1. “The most effective time to consider lighting is when you are building your home. Consult a lighting engineer who is an expert on not only path lighting, but considers beam spread, hot spots, tract flexibility, ceiling heights and bulb intensity," advises GAIL SEVERN of the GAIL SEVERN GALLERY.
2. “When considering lighting for your home, don’t get too hung up on the designer fixtures. Concentrate on having your artwork lit the right way and let the artwork stand out,“ suggests FREDERIC BOLOIX of FREDERIC BOLOIX FINE ARTS.
3. “It’s more important to purchase great artwork you love. It will look amazing in any location in your home,” recommends GARY LIPTON of LIPTON FINE ARTS.
4. “Depending on the composition of your painting, it shouldn’t be over-lit.

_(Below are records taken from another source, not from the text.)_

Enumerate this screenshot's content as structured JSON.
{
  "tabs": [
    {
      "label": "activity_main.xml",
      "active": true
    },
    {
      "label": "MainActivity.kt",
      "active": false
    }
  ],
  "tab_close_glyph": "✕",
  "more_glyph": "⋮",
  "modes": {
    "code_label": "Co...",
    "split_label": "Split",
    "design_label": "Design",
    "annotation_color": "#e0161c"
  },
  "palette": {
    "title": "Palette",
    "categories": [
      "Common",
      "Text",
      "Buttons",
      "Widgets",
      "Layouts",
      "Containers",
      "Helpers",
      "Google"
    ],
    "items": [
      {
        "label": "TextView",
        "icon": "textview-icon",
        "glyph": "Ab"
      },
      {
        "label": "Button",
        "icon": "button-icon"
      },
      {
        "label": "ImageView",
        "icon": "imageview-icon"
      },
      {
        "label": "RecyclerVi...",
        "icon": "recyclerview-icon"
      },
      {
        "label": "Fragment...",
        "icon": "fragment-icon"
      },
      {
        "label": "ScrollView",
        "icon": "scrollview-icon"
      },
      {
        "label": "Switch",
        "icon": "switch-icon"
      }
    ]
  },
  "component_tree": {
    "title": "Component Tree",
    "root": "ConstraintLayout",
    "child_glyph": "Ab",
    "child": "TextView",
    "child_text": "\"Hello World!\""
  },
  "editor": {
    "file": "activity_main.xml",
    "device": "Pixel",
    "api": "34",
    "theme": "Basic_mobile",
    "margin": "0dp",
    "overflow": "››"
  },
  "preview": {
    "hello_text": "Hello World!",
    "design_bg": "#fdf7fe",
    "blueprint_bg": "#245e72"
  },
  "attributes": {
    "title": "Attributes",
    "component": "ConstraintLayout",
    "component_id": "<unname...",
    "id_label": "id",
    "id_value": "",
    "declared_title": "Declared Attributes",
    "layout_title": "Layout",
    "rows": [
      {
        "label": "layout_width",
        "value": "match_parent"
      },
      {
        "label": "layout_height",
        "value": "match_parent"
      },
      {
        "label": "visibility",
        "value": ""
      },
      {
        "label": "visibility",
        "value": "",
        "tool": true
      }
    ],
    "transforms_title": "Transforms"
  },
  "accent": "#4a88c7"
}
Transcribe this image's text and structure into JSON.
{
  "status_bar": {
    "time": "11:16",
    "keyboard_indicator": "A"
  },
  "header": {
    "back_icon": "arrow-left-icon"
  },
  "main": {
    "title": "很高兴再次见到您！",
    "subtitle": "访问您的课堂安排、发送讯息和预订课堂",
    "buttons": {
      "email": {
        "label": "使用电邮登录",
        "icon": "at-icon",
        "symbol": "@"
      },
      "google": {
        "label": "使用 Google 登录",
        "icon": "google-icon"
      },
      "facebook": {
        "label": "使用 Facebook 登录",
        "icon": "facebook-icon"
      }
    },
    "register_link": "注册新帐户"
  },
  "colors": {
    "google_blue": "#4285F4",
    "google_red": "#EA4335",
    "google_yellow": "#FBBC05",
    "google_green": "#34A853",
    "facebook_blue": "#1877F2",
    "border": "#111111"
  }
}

Subtle lighting can create a much more dramatic effect in many instances,” advises JULIE HARVEY of HARVEY ART PROJECTS.
5. “There’s no ‘recipe’ for lighting … each artwork requires some degree of unique thought/strategy. Using the same fixtures and bulbs throughout a residence does not always serve the art. Distance, angle (glare factor), medium, even the wall color and texture influence the design and decision process toward optimal lighting. The investment in lighting is (nearly!) as important as the investment in the art,” explains ANDRIA FRIESEN of FRIESEN GFALLERY.
6. “Lighting the artwork in your home can be as simple as you want it to be and is not as daunting as some may think. In my own home, my artwork is lit with everything from side-table lamps to lights that clip on to the art itself. For those who have the opportunity to install ceiling art lights, it is important to consider the distance they are from the wall. My preference is to see a home with inset directed lights verses track lighting whenever possible,” L'ANNE GILMAN of GILMAN CONTEMPORARY GALLERY recommends.
This article appears in the Fall 2013 Issue of Sun Valley Magazine.